We cooked a stuffed veggie “meat” loaf, squash with candied nuts and raisins, stuffing with fresh herbs, and magnificent pumpkin muffins. Peter had his eye on the squash all day. Constantly checking the clock on the oven, comparing with the watch in his hand…the entire class he paid attention to preparation methods, asking which things he could do at home, and offering some of his opinions on vegetarianism as a child, and as a person in a non-vegetarian world.
Throughout the day, we learned about nutrition, the experiences of our teachers, and cooking techniques we will use from now on, forever.
When it was time to eat together, Peter ate more than I have ever seen him eat in one sitting, commenting all the while how delicious the food was, and enjoying the company of our teachers and the other student.

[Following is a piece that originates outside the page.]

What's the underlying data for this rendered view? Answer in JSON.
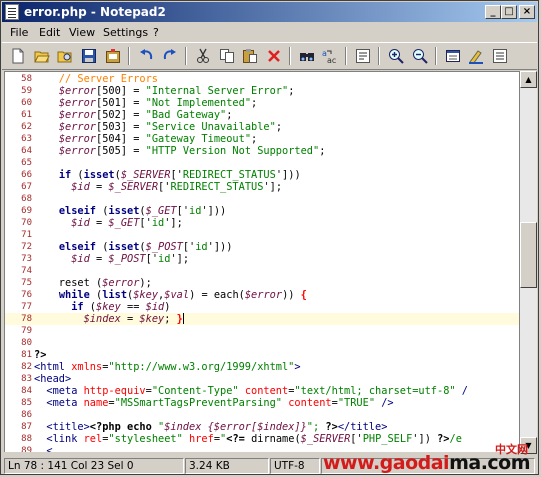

He asked to take an extra muffin to his dad, and wanted to take his recipies to his dad and stepmom so they could help him prepare some of the food we made. He wanted to show them that vegan food can be delicious.
I hardly wanted to take him back, though I know he was thrilled to show his dad what he learned, and I missed Ella something terrible by the time we were back in the car.
Sometimes it takes moments apart from everyday life to recognize that what we teach our children literally makes them who they are. I’m so proud of who Peter is becoming, and I’m grateful to be his mother.
At the Detroit Waldorf School, where Peter attended pre-kindergarten, his teacher told me that Peter was given to me because I am the only person in the world who could be his mother. Understanding that with all his challenges – he’s my child because I’m the best mother for him, has given me great strength when I’ve had to stand up for his needs as a child with Asperger Syndrome. I learn more every day that parenting Peter is extroardinarily challenging precisely because he is such a special person.
J has a theory that the children who provide the most frustrations and challengeas young people are those who will grow to be people who change the world. Maybe he’s right. All I know is that my children have changed my world. Their high needs have made me highly-responsive, and I appreciate the fine-tuning my personality has received as a result.
I forget that it’s not every kid who, at almost 10, is a lifelong vegetarian and animal-rights activist, occasional practicioner of yoga, and great lover of books and hiking. I’ll need to remember this next time he’s whining about not enough pokemon time, or having to re-do his homework.
I’m so grateful to have rediscovered my son, and what “home” feels like, in someone else’s kitchen.
I’ve been growing my hair “long” for close to five years. I keep thinking I’d like it better “…if only it were a little longer,” but I never do. I was so sure I was ready to make a change today, that I took a before picture:
Fortunately, Ella recognized me when I came home (though she looked at me with a wrinkled brow until I nursed her and she was SURE I was “mama”), but I feel like a whole new person. Maybe a little punk rock, even.
If only it took one day to lose the next 30 lbs I could feel like I had a total body makeover! Oh well, I know that part takes work, so I’ll continue tomorrow…off to finish my print work now. The deadlines interrupted by our weekend illness still need to be met.